A volatile dance for three, performed by Nana Biluŝ Abaffy,
Milo Hyde & Geoffrey Watson SC.
Nana Biluŝ Abaffy is an artist with a background in philosophy and a foreground in performance. Nana believes in a totalist approach to artistic endeavour and works through dance, text, play, moving image and social intervention.
Nana is the founding member of two performance outfits: Psychoknot Theatrics: Theatre Labyrinthitis, an experimental play troupe that works to rouse the realm of the performative and herein create total werkplaydances for mixedup reality, and secretively also Secretive Dance Team, an anonymous collective that performs in explicitly illicit spaces and enjoys engaging in ChoreoGraphic acts of extreme tree hugging and site specific protest dancing.
Nana Biluŝ Abaffy, One hundred and three: International Society for the Creatively Maladjusted, 2017
Sixth Wave is a nightly waterfront spectacle wherein Pony Express use the power of crowds, hot chips, and seagulls to create a chaotic ocean choreography that brings to light our human ineficassy in dealing with the impending rising of the seas.
Pony Express is a collaborative duo led by playwright and performance maker Ian Sinclair and transdisciplinary artist Loren Kronemyer. Pony Express work across platforms of media art, live art and transdisciplinary research to create immersive alternate realities. Their work reflects themes of environment, apocalypse and the future.
Pony Express, Sixth Wave, development at Vitalstatistix
In The Divine Game, Radha La Bia pickles limes and mangoes on a set stylistically reminiscent of lavish 1960s Tamil devotional films. As she pickles, demonstrating recipes inherited and gleaned from her aunt, Radha regales stories about growing up in a modern matriarchal Indian family in Singapore, weaving together migration, identity, sexuality, gender and the politics of history and family. In this performance, the archiving of cultural and familial memory and the pickling of limes and mangoes become one and the same.
Shahmen Suku was born in 1987 in Singapore and arrived in Australia in 2009. He is a performance artist based in Sydney who explores ideas of racial and cultural identity, gender roles, the home and the kitchen, food and storytelling.
Radha La Bia, The Divine Game, Performance by Shahmen Suku as Radha La Bia, 2017 Image by Tim Da-Rin
An ambitious new project by one of Australia’s rising choreographic stars, Social Studies: Peking Opera reinvents traditional Chinese opera for a contemporary context. Part installation, part durational performance, part community congregation, this 6-hour epic combines acting, singing, oratory citation, acrobatics, magic, comedy, drag, painting and cosmetics.

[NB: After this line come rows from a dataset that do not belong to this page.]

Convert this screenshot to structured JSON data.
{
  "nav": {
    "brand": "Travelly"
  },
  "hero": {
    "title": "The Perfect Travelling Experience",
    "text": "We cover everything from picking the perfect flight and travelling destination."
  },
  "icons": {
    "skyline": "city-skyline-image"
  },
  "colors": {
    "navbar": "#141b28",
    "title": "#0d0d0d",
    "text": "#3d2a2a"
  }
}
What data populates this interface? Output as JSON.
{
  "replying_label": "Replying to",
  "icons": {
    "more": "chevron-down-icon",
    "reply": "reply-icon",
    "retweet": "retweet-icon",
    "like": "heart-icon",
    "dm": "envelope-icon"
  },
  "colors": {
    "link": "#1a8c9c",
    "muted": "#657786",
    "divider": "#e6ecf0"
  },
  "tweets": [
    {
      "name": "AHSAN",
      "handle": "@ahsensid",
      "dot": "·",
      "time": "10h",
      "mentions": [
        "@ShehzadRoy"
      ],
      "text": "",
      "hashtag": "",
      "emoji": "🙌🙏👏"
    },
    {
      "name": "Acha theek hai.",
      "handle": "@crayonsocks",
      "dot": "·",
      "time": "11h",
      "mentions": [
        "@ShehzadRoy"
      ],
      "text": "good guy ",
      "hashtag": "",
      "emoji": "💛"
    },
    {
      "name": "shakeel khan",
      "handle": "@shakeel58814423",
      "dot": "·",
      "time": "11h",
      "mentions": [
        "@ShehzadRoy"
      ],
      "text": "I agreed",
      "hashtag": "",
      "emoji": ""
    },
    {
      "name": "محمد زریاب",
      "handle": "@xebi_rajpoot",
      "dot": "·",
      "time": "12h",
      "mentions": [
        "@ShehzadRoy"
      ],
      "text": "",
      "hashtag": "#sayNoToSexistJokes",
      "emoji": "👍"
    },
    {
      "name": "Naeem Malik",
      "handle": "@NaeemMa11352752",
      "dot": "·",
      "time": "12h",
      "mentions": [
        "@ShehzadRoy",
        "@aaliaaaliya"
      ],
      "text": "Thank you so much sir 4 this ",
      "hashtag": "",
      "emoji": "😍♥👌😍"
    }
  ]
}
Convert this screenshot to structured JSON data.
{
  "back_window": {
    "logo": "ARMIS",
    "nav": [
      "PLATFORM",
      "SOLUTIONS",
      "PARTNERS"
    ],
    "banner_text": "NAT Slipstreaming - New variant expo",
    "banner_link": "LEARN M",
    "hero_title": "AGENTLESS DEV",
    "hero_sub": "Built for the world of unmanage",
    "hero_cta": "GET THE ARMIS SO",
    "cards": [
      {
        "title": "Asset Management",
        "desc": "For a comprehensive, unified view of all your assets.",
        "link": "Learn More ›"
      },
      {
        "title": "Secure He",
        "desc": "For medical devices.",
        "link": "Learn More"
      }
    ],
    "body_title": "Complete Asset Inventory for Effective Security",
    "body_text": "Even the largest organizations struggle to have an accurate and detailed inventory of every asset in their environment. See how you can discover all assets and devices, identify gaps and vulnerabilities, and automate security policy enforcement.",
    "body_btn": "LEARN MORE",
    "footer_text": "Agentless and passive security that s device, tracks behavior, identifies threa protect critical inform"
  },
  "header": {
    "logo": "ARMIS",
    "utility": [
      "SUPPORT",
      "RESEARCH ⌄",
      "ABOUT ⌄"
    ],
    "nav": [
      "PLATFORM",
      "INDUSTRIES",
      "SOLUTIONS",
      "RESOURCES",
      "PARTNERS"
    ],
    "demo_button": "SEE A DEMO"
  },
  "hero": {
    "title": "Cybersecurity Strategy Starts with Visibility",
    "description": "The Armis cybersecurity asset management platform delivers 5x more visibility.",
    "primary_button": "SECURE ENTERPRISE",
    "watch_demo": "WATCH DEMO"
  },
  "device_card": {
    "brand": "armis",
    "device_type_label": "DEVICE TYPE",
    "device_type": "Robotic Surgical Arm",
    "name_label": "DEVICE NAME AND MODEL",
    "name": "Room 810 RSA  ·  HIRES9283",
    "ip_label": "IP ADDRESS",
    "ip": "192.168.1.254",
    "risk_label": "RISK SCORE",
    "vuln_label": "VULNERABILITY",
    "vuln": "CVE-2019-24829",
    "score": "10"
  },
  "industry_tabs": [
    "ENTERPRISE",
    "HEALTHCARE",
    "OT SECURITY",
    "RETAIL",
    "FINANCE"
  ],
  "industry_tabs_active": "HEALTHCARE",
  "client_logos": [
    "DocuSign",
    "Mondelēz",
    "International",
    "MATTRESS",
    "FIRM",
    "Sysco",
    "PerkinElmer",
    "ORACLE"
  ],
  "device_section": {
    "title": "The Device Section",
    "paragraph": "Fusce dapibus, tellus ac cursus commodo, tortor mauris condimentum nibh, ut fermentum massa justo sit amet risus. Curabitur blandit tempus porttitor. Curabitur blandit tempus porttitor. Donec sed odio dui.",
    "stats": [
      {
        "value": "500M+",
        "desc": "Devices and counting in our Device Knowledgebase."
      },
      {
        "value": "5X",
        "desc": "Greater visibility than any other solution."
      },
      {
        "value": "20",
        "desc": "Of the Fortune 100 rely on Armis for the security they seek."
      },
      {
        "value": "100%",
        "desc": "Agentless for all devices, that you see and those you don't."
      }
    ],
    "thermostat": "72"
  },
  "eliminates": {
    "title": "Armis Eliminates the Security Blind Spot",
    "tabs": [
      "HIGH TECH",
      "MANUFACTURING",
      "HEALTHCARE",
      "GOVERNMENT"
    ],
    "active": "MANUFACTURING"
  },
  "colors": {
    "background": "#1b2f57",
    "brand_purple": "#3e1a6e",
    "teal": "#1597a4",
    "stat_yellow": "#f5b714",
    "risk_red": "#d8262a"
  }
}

Shian’s multi-faceted conceptual projects are the result of an adept practice spanning several artistic disciplines including choreography, spatial practice, participatory art, docuentary and screen-based art. Shian works collaboratively to employ hybrid forms and new discursive frameworks wherein the representation of body and the way we experience dance are investigated. Grandeur, intimacy, spectatorship and historicity are recurring motifs.

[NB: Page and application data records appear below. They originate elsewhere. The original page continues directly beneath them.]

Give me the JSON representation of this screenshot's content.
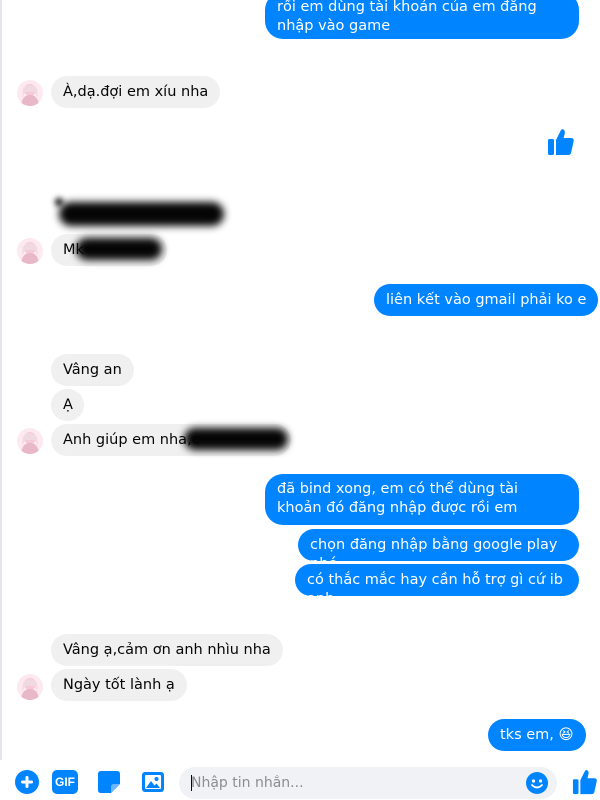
{
  "colors": {
    "outgoing_bubble": "#0084ff",
    "incoming_bubble": "#f0f0f0",
    "accent": "#0084ff"
  },
  "messages": [
    {
      "id": "m1",
      "side": "out",
      "text": "rồi em dùng tài khoản của em đăng nhập vào game"
    },
    {
      "id": "m2",
      "side": "in",
      "text": "À,dạ.đợi em xíu nha"
    },
    {
      "id": "m3",
      "side": "out",
      "icon": "thumbs-up-icon"
    },
    {
      "id": "m4",
      "side": "in",
      "text": "",
      "redacted": true
    },
    {
      "id": "m5",
      "side": "in",
      "text": "Mk",
      "redacted": true
    },
    {
      "id": "m6",
      "side": "out",
      "text": "liên kết vào gmail phải ko e"
    },
    {
      "id": "m7",
      "side": "in",
      "text": "Vâng an"
    },
    {
      "id": "m8",
      "side": "in",
      "text": "Ạ"
    },
    {
      "id": "m9",
      "side": "in",
      "text": "Anh giúp em nha,c",
      "redacted": true
    },
    {
      "id": "m10",
      "side": "out",
      "text": "đã bind xong, em có thể dùng tài khoản đó đăng nhập được rồi em"
    },
    {
      "id": "m11",
      "side": "out",
      "text": "chọn đăng nhập bằng google play nhé"
    },
    {
      "id": "m12",
      "side": "out",
      "text": "có thắc mắc hay cần hỗ trợ gì cứ ib anh"
    },
    {
      "id": "m13",
      "side": "in",
      "text": "Vâng ạ,cảm ơn anh nhìu nha"
    },
    {
      "id": "m14",
      "side": "in",
      "text": "Ngày tốt lành ạ"
    },
    {
      "id": "m15",
      "side": "out",
      "text": "tks em,",
      "emoji": "😆"
    }
  ],
  "composer": {
    "placeholder": "Nhập tin nhắn...",
    "actions": [
      "add-icon",
      "gif-icon",
      "sticker-icon",
      "image-icon"
    ],
    "gif_label": "GIF",
    "emoji_icon": "smile-icon",
    "send_icon": "thumbs-up-icon"
  }
}
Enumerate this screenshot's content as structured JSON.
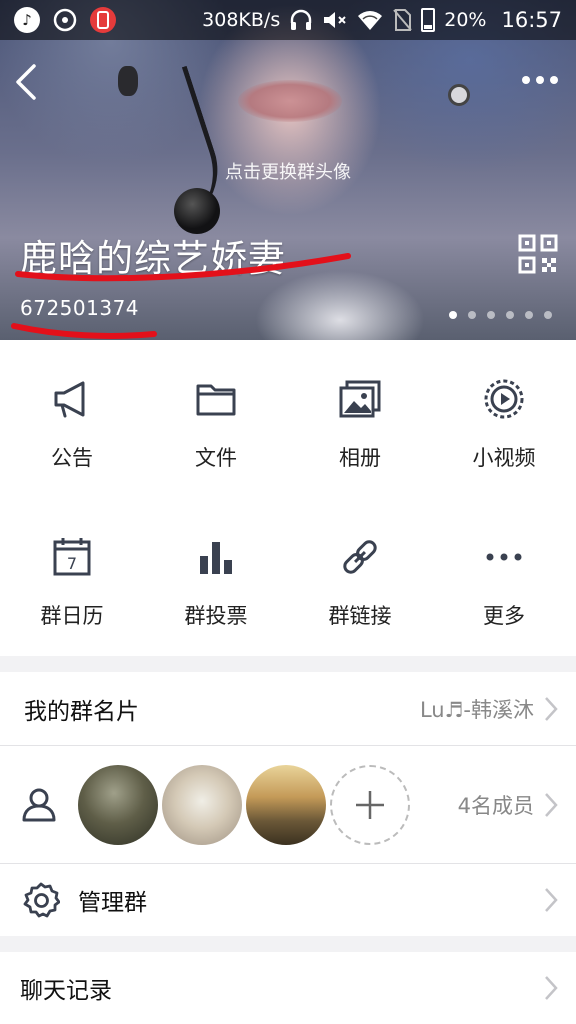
{
  "status_bar": {
    "network_speed": "308KB/s",
    "battery": "20%",
    "time": "16:57",
    "icons": [
      "music-app-icon",
      "player-app-icon",
      "notification-app-icon",
      "headphones-icon",
      "mute-icon",
      "wifi-icon",
      "no-sim-icon",
      "battery-icon"
    ]
  },
  "header": {
    "change_avatar_hint": "点击更换群头像",
    "group_name": "鹿晗的综艺娇妻",
    "group_id": "672501374",
    "page_indicator": {
      "count": 6,
      "active": 1
    }
  },
  "features": {
    "row1": [
      {
        "label": "公告",
        "icon": "megaphone-icon"
      },
      {
        "label": "文件",
        "icon": "folder-icon"
      },
      {
        "label": "相册",
        "icon": "album-icon"
      },
      {
        "label": "小视频",
        "icon": "video-icon"
      }
    ],
    "row2": [
      {
        "label": "群日历",
        "icon": "calendar-icon",
        "calendar_day": "7"
      },
      {
        "label": "群投票",
        "icon": "bar-chart-icon"
      },
      {
        "label": "群链接",
        "icon": "link-icon"
      },
      {
        "label": "更多",
        "icon": "more-dots-icon"
      }
    ]
  },
  "group_card": {
    "title": "我的群名片",
    "value": "Lu♬-韩溪沐"
  },
  "members": {
    "count_text": "4名成员"
  },
  "manage": {
    "title": "管理群"
  },
  "chat_history": {
    "title": "聊天记录"
  },
  "colors": {
    "icon_gray": "#3a4150",
    "annotation_red": "#e3101a",
    "accent_blue": "#1f9ef0"
  }
}
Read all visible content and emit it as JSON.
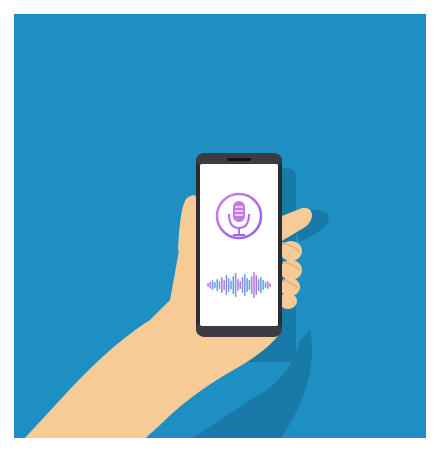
{
  "scene": {
    "description_icons": [
      "microphone-icon",
      "sound-wave-icon"
    ],
    "colors": {
      "background": "#1d8fc2",
      "shadow": "#1978a6",
      "skin": "#f7cb95",
      "skin_shade": "#efbd85",
      "phone_body": "#2a2c31",
      "phone_edge": "#141518",
      "screen": "#ffffff",
      "accent_start": "#c37ae8",
      "accent_end": "#8e63e6",
      "wave_start": "#53d4de",
      "wave_end": "#b45ae6"
    }
  }
}
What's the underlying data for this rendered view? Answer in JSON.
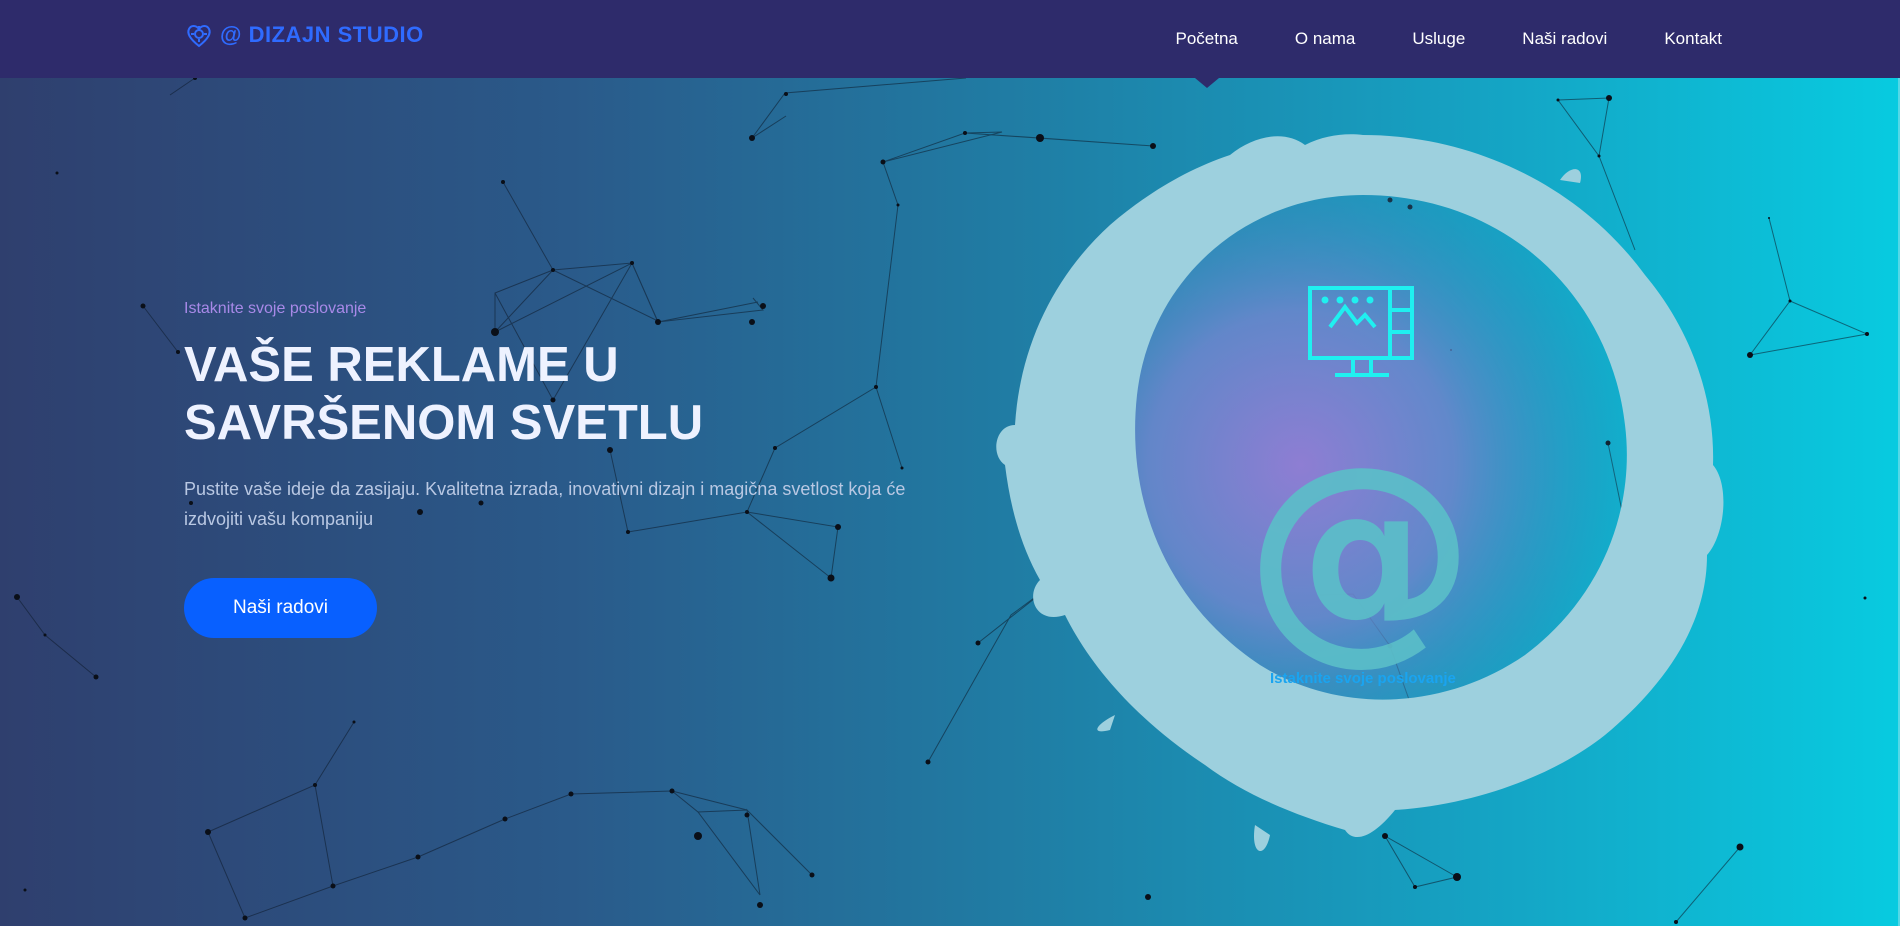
{
  "brand": {
    "name": "@ DIZAJN STUDIO",
    "logo_icon": "heart-gear-icon",
    "color": "#2f6bff"
  },
  "nav": {
    "items": [
      {
        "label": "Početna",
        "active": true
      },
      {
        "label": "O nama"
      },
      {
        "label": "Usluge"
      },
      {
        "label": "Naši radovi"
      },
      {
        "label": "Kontakt"
      }
    ],
    "background": "#2e2b6b"
  },
  "hero": {
    "kicker": "Istaknite svoje poslovanje",
    "headline_line1": "VAŠE REKLAME U",
    "headline_line2": "SAVRŠENOM SVETLU",
    "lead": "Pustite vaše ideje da zasijaju. Kvalitetna izrada, inovativni dizajn i magična svetlost koja će izdvojiti vašu kompaniju",
    "cta_label": "Naši radovi",
    "cta_color": "#0860ff"
  },
  "illustration": {
    "icon": "monitor-image-icon",
    "symbol": "@",
    "caption": "Istaknite svoje poslovanje"
  }
}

Shian Law, Body Obscure Object, Image by Christine Francis
Island Anthems is an exploration of nationality and place through song. Mallett and McIntyre will compose a series of songs and anthems derived from the site of the Underbelly Arts Festival and present them through recording and live performance.
Sophie Mallett is an artist exploring sound through the social, and the social through sound.
Siân McIntyre is a Sydney based artist and curator, MFA graduate and APA recipient at UNSW Art and Design. Her practice is concerned with questioning notions of site, place and history in a contemporary Australian context.
Siân McIntyre, Enclosure Movement, 2015. The image shows artists Lucia Giuffre and Chatherine McElhone.